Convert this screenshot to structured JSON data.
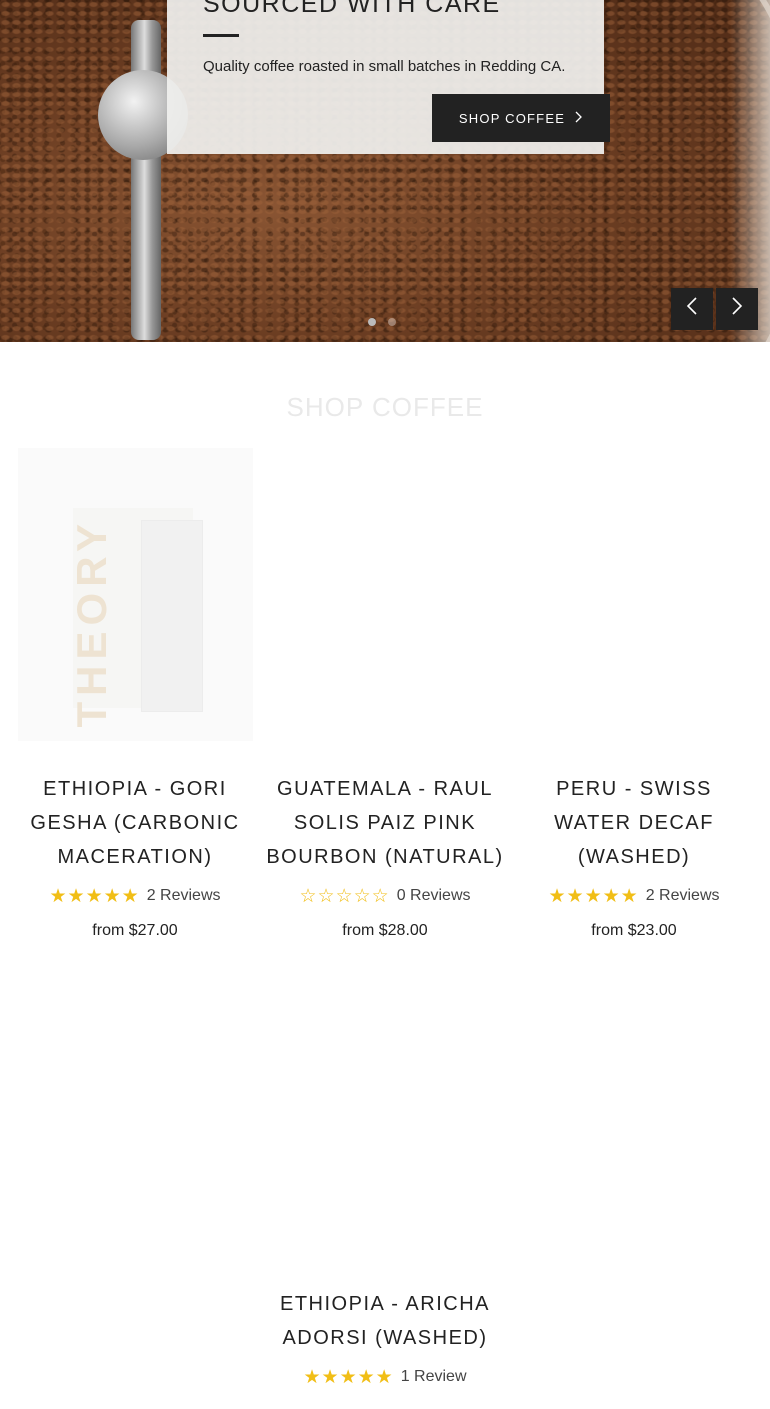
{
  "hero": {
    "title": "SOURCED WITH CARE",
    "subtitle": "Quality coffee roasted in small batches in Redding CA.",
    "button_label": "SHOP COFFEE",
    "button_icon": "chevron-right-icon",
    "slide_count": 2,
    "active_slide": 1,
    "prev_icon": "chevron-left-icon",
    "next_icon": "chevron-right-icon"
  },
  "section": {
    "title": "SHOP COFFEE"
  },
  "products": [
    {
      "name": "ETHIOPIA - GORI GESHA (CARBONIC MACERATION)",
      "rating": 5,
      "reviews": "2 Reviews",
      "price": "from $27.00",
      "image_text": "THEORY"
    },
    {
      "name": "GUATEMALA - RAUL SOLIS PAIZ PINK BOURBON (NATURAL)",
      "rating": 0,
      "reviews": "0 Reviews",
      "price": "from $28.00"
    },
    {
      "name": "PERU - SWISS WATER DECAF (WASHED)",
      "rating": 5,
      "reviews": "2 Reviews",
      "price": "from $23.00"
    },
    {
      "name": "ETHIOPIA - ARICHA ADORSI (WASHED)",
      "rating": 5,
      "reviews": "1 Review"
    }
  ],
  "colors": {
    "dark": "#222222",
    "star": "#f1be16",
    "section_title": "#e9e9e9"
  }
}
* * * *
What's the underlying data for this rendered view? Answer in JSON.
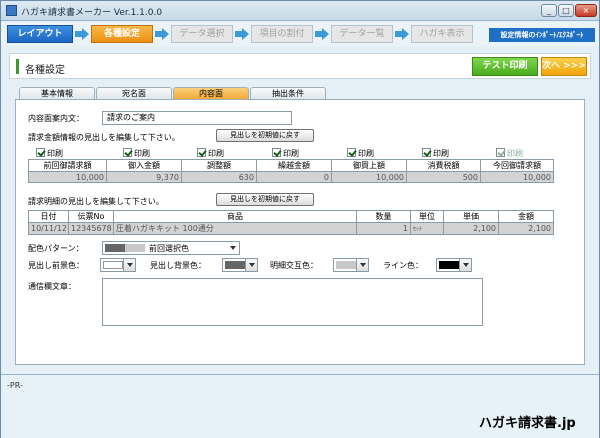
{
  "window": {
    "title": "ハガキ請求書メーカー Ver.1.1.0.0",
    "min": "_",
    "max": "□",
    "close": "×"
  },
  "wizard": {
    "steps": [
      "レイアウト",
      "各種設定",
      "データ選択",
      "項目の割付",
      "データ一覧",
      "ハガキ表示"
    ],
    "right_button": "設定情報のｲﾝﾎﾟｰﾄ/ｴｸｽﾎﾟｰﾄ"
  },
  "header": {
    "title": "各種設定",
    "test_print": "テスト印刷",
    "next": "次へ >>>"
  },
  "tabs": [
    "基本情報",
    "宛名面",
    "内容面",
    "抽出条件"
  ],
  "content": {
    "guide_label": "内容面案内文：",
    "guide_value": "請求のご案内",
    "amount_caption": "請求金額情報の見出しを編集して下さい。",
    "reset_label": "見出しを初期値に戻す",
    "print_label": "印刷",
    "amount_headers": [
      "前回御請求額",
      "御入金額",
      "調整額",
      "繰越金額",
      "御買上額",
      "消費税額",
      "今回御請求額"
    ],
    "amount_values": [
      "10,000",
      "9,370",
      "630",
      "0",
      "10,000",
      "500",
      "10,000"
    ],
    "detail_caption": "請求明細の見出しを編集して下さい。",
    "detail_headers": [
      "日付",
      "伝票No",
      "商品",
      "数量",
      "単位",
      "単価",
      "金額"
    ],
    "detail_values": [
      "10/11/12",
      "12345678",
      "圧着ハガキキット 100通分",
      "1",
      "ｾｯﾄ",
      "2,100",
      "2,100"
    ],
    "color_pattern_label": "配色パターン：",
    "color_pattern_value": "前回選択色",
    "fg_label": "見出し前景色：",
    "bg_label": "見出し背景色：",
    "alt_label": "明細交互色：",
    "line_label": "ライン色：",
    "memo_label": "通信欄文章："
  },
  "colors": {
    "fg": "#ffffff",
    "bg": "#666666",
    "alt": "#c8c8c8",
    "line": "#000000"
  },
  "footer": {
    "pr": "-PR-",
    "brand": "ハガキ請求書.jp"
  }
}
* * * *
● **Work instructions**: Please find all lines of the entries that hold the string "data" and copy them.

● **Answer to this problem**:
Convert this screenshot to structured JSON data.
What's the underlying data for this rendered view? Answer in JSON.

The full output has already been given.